John: My surface of choice is canvas using a variety of brands of paint including Spectrum, Old Holland, Michael Harding, W&N and Jackson’s Professional. For finer, detailed work I like Pro Arte Masterstroke brush sizes 0, 2/0 & 3/0 and for blocking in or larger areas I from the numerous different sized round, flat, synthetic and hog brushes I have amassed over the years. The colours I replace most often are raw sienna and paynes grey. I don’t use black. Up until a year ago, I used only pure or refined turpentine but now use either Zest It or Roberson Studio Safe Orange Solvent. I do still use turps substitute to clean brushes but try to limit the amount and frequency.
Clare: Who are your art influences? Who are your favourite contemporary artists?
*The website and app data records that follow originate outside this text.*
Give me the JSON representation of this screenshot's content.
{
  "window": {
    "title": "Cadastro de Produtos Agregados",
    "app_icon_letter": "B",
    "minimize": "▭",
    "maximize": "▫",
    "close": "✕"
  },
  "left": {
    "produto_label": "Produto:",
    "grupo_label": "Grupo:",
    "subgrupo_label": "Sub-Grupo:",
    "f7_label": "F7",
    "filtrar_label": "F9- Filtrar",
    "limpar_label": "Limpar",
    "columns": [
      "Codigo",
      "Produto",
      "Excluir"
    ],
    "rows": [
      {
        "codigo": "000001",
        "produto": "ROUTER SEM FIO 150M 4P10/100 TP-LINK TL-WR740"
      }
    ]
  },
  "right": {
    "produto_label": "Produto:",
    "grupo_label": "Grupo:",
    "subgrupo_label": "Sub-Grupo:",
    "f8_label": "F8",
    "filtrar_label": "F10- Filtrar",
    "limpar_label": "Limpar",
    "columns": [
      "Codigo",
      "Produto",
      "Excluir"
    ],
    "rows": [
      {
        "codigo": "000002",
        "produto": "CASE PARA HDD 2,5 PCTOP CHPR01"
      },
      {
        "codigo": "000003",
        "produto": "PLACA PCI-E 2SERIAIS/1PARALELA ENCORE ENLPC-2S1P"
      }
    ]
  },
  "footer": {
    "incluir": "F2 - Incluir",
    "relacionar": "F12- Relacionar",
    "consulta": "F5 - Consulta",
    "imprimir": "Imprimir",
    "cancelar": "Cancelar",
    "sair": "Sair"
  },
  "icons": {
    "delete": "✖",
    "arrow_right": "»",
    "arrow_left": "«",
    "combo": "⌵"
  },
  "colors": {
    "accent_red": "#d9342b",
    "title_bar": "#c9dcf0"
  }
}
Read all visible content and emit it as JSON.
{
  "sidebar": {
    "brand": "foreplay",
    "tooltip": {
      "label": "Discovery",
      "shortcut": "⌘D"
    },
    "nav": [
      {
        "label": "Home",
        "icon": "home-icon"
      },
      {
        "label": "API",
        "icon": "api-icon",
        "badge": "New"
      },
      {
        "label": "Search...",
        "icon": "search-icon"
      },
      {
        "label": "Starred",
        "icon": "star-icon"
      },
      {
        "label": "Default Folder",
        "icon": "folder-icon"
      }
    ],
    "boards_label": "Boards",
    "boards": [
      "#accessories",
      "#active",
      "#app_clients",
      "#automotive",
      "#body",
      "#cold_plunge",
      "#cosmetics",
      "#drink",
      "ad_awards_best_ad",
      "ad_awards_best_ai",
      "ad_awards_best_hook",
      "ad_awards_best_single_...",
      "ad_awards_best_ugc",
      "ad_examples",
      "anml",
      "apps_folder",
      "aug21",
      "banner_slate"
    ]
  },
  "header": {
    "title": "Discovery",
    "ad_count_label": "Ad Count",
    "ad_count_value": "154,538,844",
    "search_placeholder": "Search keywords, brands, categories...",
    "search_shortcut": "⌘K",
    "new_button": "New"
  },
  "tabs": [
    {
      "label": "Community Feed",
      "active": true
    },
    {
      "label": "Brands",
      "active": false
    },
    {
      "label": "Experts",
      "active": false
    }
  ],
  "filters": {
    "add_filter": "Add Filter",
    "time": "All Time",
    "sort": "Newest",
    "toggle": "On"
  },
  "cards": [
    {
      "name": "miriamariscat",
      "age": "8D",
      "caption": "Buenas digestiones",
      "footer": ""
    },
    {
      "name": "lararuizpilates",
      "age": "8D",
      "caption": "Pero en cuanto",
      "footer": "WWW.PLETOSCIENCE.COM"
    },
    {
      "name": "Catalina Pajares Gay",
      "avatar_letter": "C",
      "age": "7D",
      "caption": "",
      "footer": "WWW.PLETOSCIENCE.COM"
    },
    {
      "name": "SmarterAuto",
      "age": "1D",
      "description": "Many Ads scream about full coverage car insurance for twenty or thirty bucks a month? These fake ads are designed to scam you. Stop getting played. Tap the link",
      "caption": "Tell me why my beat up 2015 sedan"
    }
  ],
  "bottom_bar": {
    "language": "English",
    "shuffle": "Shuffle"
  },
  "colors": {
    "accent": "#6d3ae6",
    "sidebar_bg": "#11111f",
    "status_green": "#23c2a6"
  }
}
John: My influences and likes change all the time as I discover or rediscover artists. The Internet has provided the gift that keeps on giving in this respect. The list of bookmarked artists sites on my computer is so long I could probably set an egg to boil whilst I searched for a particular artist. A few of the painters I have gone back to look at in recent months are Amy Bennett who is perhaps the closest but very different to my own work. She creates sets based on small town America using model railway buildings and landscaping foliage for her paintings. Other artists who caught my eye are Daniel Pitin, Matteo Massagrande, Stefan Hoenerloh and Danish painting in the late 19th/early 20th century especially L.A. Ring who I discovered on a visit to Copenhagen.
Clare: In the studio – music, audiobook, Radio 4 or silence?
John: Variety being the spice of life; Radio 4, sometimes 4 Extra, BBC 5 live on a Saturday or if there is nothing of interest on the radio, the iPod on shuffle playing a wide variety of music.
Clare: What is coming up next for you and where can we see more of your art in the flesh or online?
John: Currently, I have one painting in the R.O.I Open at the Mall Galleries 28th November – 9th December. Further ahead I have a one-person show at The Brampton Museum, Newcastle-under-Lyme, next Spring
I’m also currently working on a couple of paintings along the same lines as the Egon Schiele ‘Dead City’ series with the intention of submitting them to the Lynn Painter Stainers Prize.
And you can see more of my work here: www.johnwhitehill.co.uk